→ EXERCISE INSTRUCTIONS
Nothing in the listing may be skipped; repeat it all exactly.

→ DATA TO PROCESS

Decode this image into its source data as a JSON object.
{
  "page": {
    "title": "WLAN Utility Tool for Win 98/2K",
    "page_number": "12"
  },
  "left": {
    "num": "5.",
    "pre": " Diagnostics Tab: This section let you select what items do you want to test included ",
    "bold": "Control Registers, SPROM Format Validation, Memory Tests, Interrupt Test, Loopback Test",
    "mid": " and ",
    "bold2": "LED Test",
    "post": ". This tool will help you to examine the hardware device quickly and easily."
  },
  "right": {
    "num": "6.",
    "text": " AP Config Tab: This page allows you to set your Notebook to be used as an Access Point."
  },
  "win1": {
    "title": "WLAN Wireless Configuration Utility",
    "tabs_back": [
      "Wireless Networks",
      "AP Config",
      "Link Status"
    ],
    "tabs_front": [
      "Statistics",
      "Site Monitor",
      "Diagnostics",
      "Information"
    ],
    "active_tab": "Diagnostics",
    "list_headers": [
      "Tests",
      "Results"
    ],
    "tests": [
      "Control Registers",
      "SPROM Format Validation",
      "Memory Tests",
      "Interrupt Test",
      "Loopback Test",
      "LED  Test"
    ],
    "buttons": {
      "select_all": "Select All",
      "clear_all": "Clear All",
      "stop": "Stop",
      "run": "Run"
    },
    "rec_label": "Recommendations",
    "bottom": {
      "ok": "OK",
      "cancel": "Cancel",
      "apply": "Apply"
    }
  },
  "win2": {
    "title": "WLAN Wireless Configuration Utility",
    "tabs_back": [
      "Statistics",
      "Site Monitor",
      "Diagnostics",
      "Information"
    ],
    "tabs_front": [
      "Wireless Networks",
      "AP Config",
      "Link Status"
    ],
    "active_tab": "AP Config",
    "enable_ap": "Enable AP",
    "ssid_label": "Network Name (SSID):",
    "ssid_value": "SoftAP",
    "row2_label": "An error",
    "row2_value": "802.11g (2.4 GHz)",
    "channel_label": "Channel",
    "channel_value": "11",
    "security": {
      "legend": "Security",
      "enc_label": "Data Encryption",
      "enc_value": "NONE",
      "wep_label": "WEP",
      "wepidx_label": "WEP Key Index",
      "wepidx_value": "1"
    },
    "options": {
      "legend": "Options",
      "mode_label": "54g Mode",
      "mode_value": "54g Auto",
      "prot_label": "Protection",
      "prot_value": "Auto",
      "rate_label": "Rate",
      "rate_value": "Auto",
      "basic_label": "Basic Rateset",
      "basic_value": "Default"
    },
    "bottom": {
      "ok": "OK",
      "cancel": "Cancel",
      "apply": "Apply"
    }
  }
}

→ REPLY
Decode this image into its source data as a JSON object.
{
  "page": {
    "title": "WLAN Utility Tool for Win 98/2K",
    "page_number": "12"
  },
  "left": {
    "num": "5.",
    "pre": " Diagnostics Tab: This section let you select what items do you want to test included ",
    "bold": "Control Registers, SPROM Format Validation, Memory Tests, Interrupt Test, Loopback Test",
    "mid": " and ",
    "bold2": "LED Test",
    "post": ". This tool will help you to examine the hardware device quickly and easily."
  },
  "right": {
    "num": "6.",
    "text": " AP Config Tab: This page allows you to set your Notebook to be used as an Access Point."
  },
  "win1": {
    "title": "WLAN Wireless Configuration Utility",
    "tabs_back": [
      "Wireless Networks",
      "AP Config",
      "Link Status"
    ],
    "tabs_front": [
      "Statistics",
      "Site Monitor",
      "Diagnostics",
      "Information"
    ],
    "active_tab": "Diagnostics",
    "list_headers": [
      "Tests",
      "Results"
    ],
    "tests": [
      "Control Registers",
      "SPROM Format Validation",
      "Memory Tests",
      "Interrupt Test",
      "Loopback Test",
      "LED  Test"
    ],
    "buttons": {
      "select_all": "Select All",
      "clear_all": "Clear All",
      "stop": "Stop",
      "run": "Run"
    },
    "rec_label": "Recommendations",
    "bottom": {
      "ok": "OK",
      "cancel": "Cancel",
      "apply": "Apply"
    }
  },
  "win2": {
    "title": "WLAN Wireless Configuration Utility",
    "tabs_back": [
      "Statistics",
      "Site Monitor",
      "Diagnostics",
      "Information"
    ],
    "tabs_front": [
      "Wireless Networks",
      "AP Config",
      "Link Status"
    ],
    "active_tab": "AP Config",
    "enable_ap": "Enable AP",
    "ssid_label": "Network Name (SSID):",
    "ssid_value": "SoftAP",
    "row2_label": "An error",
    "row2_value": "802.11g (2.4 GHz)",
    "channel_label": "Channel",
    "channel_value": "11",
    "security": {
      "legend": "Security",
      "enc_label": "Data Encryption",
      "enc_value": "NONE",
      "wep_label": "WEP",
      "wepidx_label": "WEP Key Index",
      "wepidx_value": "1"
    },
    "options": {
      "legend": "Options",
      "mode_label": "54g Mode",
      "mode_value": "54g Auto",
      "prot_label": "Protection",
      "prot_value": "Auto",
      "rate_label": "Rate",
      "rate_value": "Auto",
      "basic_label": "Basic Rateset",
      "basic_value": "Default"
    },
    "bottom": {
      "ok": "OK",
      "cancel": "Cancel",
      "apply": "Apply"
    }
  }
}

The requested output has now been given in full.